John F. MacMichael

You have to give them points for a very cool name for the system (for those who slept through their Norse mythology class “Mjolner” was the name of Thor’s hammer).


Presumably its future replacement will be called “Stormbreaker”… ?


MK4 CV90 as a Warrior Replacement? Could use the Brimstone A/Armour version too. Or what do you guys think of the General Dynamics Griffin 3 with a 50mm auto cannon as a replacement? UK could join with US to have commonality. Only carries 6 dismounts but 5 vehicles could carry a platoon.


The government seems to think the warrior will last until 2040 with this upgrade. If the Warrior is scrapped for whatever reason it would only make sense for them to replace with additional ajax and boxer vehicles.


If I remember correctly, the Griffin 3 hull is actually based on the Ajax.

As for the CV90, it did compete in the trials that saw the Ajax coming out the winner. If there is going to be a Warrior it replacement, chances are that it may be an Ajax derivative. However, considering how the Boxer was chosen, I won’t hold my breath on that.


It was a political decision, the trials were fres and consisted of wheeled vehicles, the boxer being the best or we would be buying the GD offering. The UK should have have joined the German puma ifv program. The Ajax is an ascod from the 1998′ program. if you turn a 25 ton vehicle into a 38+ ton vehicle it will never work as well as one designed to 35- 40 tons. The iveco panther command jeep didn’t perform well following the same light to heavy logic and is now being sold off !


GD claim the Ajax has a 10% growth capacity. Every image I see of it has these huge boxes strapped to the side. Is it armour or storage? It just looks very oversized.
The Lynx really looks the business but it wasn’t around when the selection was made and I doubt looks are the most important category when making a decision.
Overall I think the French have made the best selections with the Jaguar scout vehicle being much lighter and faster than Ajax. Ajax is to slow, noisy and heavy to be a scout vehicle.


As part of an armoured tracked brigade, the Ajax makes sense. As part of a strike brigade, it does not. The strike brigade is supposed to self-ferry to a conflict at speed. This makes perfect sense if your brigade is made up entirely of wheeled vehicles like Boxer etc. But if part of your team requires transporters how does it not slow down the reaction time and sped of getting to the conflict? The best option would be to fit a Ajax turret and systems to a Boxer, to turn it into a wheeled scout. The remaining Ajax hulls could… Read more »

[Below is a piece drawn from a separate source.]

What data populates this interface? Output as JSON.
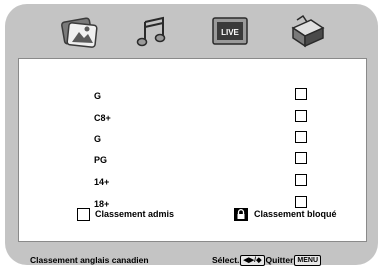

Davey, I totally agree, it is strange but some of the best vehciles for a strike brigade the Britsh Army had, got rid, and the company no longer exisits. Anyone remember Scorpion and its family, give that new armour concepts and a new engine and off you toddle, small, light, fast and hard hitting. But no lets reinvent the wheel.

James Fennell

The Griffin is an Ajax derivative developed for the US Market, so we are already getting that. CV90 is not a new design, although its been steadily updated (Swedish version used a bofors L70, export a 30mm bushmaster) – Warrior 2 with a stabilised CTA 40mm, automatic loading and programmable munitions and a new fire control system and sensors will be just as good. Interestingly the Aussie’s have not down selected either Ajax or CV90 for their new IFV, but will choose one of two brand new designs – the South Korean AS41 Redback and German KF41 Lynx offerings. UK… Read more »